This isn't an email about climate change or politics.  It's an email about Pittsburgh.  

When President Trump justified pulling our country out of the Paris climate agreement by invoking Pittsburgh, it was an antiquated and derogatory comment on our fair city's present based on unfair notions of its past and untrue assumptions regarding its future.  

President Trump used Pittsburgh as a symbol of past industrial glory with bleak future prospects in stark juxtaposition to Paris, an undisputed cultural capital of the world. We couldn't help feel the sting as a part (and admittedly a small part) of the cultural fabric of this city.

We are realistic about our contributions to the cultural infrastructure of Pittsburgh.  Our tiny bars pale in comparison to the incredible institutions of the Pittsburgh Symphony, Carnegie Museum of Art, the Warhol Museum, the Mattress Factory, and our educational institutions, all of which make global contributions to the cultural universe that are worthy of comparison to similar institutions in Paris (not in contrast to them).  But we still feel like we're doing something; and part of the reason that we did it in the first place was that we wanted to be part of the great things that are happening here with food and drinks.

When I moved back to Pittsburgh in 2005, I found a city that was miles ahead of where it was when I left for college in 2000.  Now, when I look back to 2005, it seems like a different century.  The store fronts that were largely vacant throughout Lawrenceville are full of small boutiques, restaurants, and bars now.  The ghost town that was downtown after 5 p.m. on Friday is now a bustling city center every night of the week.  There's a brewery on practically every corner and a new hip restaurant concept opening every week; and while our overly humble cocktail director will always be too modest to admit it, Squirrel Hill has a tiki bar making drinks that are some of the best in the country.  Our humble little bars employ young people who came here from places like Boston (gasp!) and New York (hush now!) and they're doing cool stuff like working on novels, working on movies, and starting small businesses of their own, right here in Pittsburgh -- a place that young people shunned for a generation.

We love this city; we are building our futures here; we're pursuing our dreams here; we're having fun here.  Together, we comprise a bustling little city on the rise.

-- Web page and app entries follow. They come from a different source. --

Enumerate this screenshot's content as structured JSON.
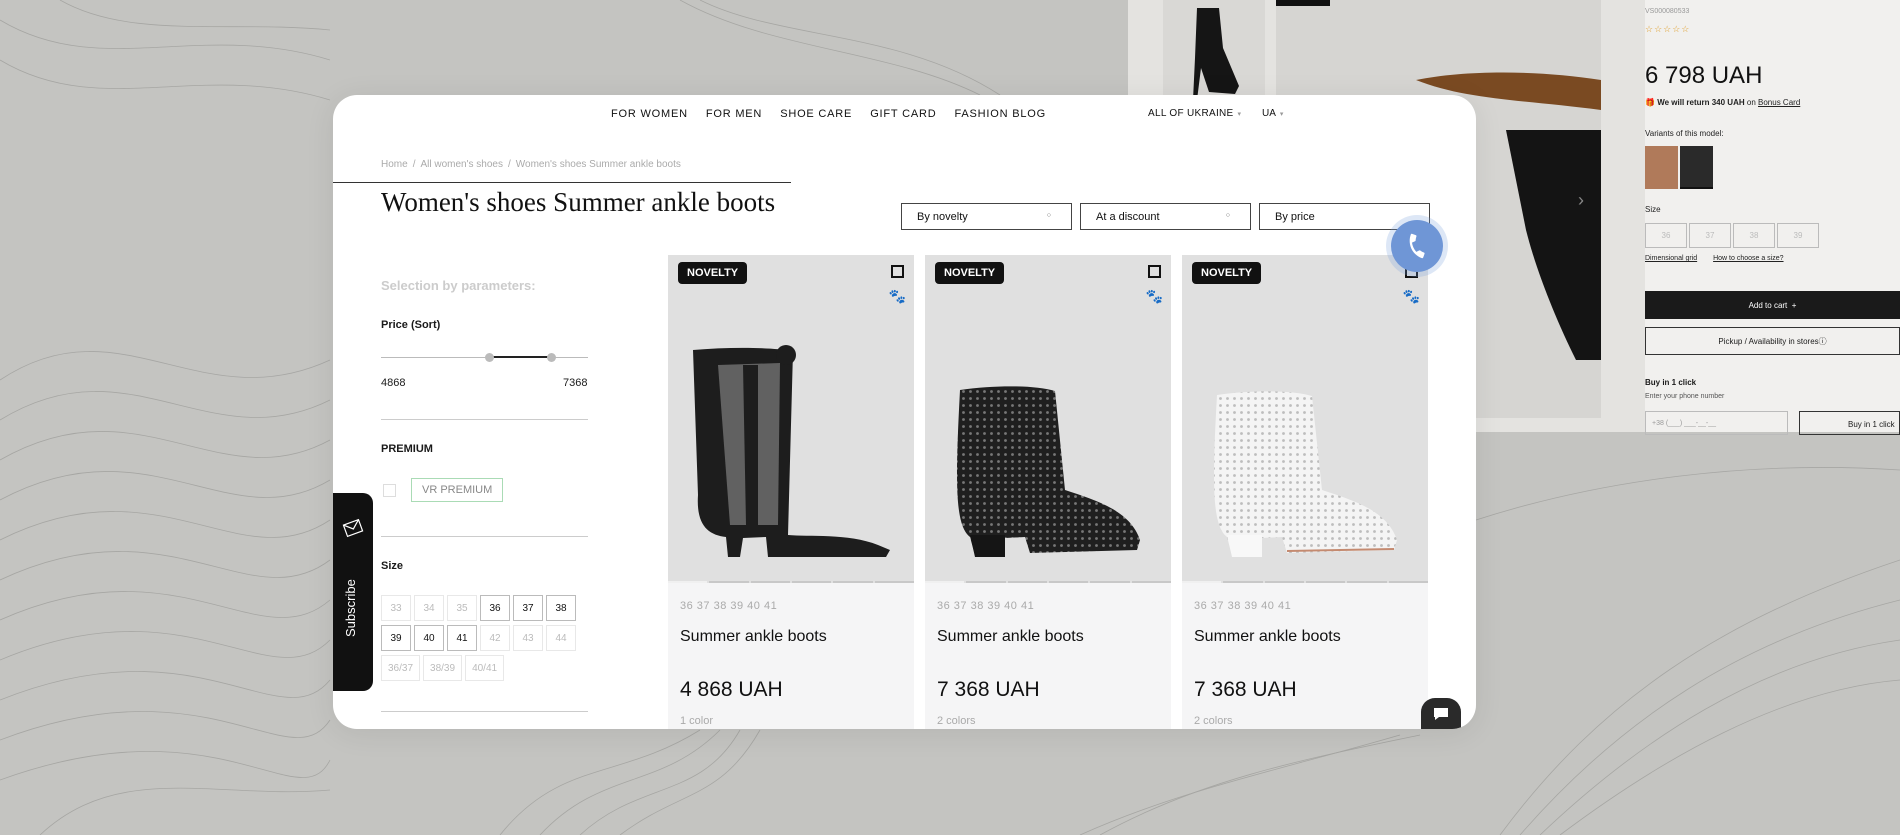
{
  "background_page": {
    "sku": "VS000080533",
    "stars": "☆☆☆☆☆",
    "price": "6 798 UAH",
    "bonus_text": "We will return 340 UAH",
    "bonus_on": "on",
    "bonus_link": "Bonus Card",
    "variants_label": "Variants of this model:",
    "size_label": "Size",
    "sizes": [
      "36",
      "37",
      "38",
      "39"
    ],
    "dimensional_grid": "Dimensional grid",
    "how_to_choose": "How to choose a size?",
    "add_to_cart": "Add to cart",
    "pickup": "Pickup / Availability in stores",
    "buy_one_click_title": "Buy in 1 click",
    "enter_phone": "Enter your phone number",
    "phone_placeholder": "+38 (___) ___-__-__",
    "buy_one_click_button": "Buy in 1 click"
  },
  "nav": {
    "items": [
      "FOR WOMEN",
      "FOR MEN",
      "SHOE CARE",
      "GIFT CARD",
      "FASHION BLOG"
    ],
    "region": "ALL OF UKRAINE",
    "lang": "UA"
  },
  "breadcrumbs": [
    "Home",
    "All women's shoes",
    "Women's shoes Summer ankle boots"
  ],
  "page_title": "Women's shoes Summer ankle boots",
  "sort": {
    "novelty": "By novelty",
    "discount": "At a discount",
    "price": "By price"
  },
  "filters": {
    "title": "Selection by parameters:",
    "price_title": "Price (Sort)",
    "price_min": "4868",
    "price_max": "7368",
    "premium_title": "PREMIUM",
    "premium_tag": "VR PREMIUM",
    "size_title": "Size",
    "sizes": [
      {
        "label": "33",
        "available": false
      },
      {
        "label": "34",
        "available": false
      },
      {
        "label": "35",
        "available": false
      },
      {
        "label": "36",
        "available": true
      },
      {
        "label": "37",
        "available": true
      },
      {
        "label": "38",
        "available": true
      },
      {
        "label": "39",
        "available": true
      },
      {
        "label": "40",
        "available": true
      },
      {
        "label": "41",
        "available": true
      },
      {
        "label": "42",
        "available": false
      },
      {
        "label": "43",
        "available": false
      },
      {
        "label": "44",
        "available": false
      },
      {
        "label": "36/37",
        "available": false
      },
      {
        "label": "38/39",
        "available": false
      },
      {
        "label": "40/41",
        "available": false
      }
    ]
  },
  "subscribe_label": "Subscribe",
  "products": [
    {
      "badge": "NOVELTY",
      "sizes": "36  37  38  39  40  41",
      "name": "Summer ankle boots",
      "price": "4 868 UAH",
      "colors": "1 color",
      "color": "#1d1d1d"
    },
    {
      "badge": "NOVELTY",
      "sizes": "36  37  38  39  40  41",
      "name": "Summer ankle boots",
      "price": "7 368 UAH",
      "colors": "2 colors",
      "color": "#1f1f1f"
    },
    {
      "badge": "NOVELTY",
      "sizes": "36  37  38  39  40  41",
      "name": "Summer ankle boots",
      "price": "7 368 UAH",
      "colors": "2 colors",
      "color": "#f2f2f2"
    }
  ],
  "colors": {
    "accent_call": "#6f96d6",
    "badge": "#111111",
    "background": "#c4c4c1"
  }
}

And you know what else?  We're getting sick of explaining it to our friends and family who live elsewhere, and come to visit and say, "whoa...this is NOT what I expected."  And you know what's better yet?  We are finally getting to the point where we don't have to anymore, although President Trump apparently didn't get that memo (or more likely failed to read it).

So, Mr. President, next time you want to invoke a city to support a decision that a majority of people in every single state oppose, pick somewhere a little less tenacious and a little less hip than Pittsburgh.

See you OUT tonight.  Come to our bars or go somewhere.  Get a drink; get something great to eat; enjoy our nightlife; enjoy our restaurants and bars; keep this city and its neighborhoods looking and feeling more and more like Paris.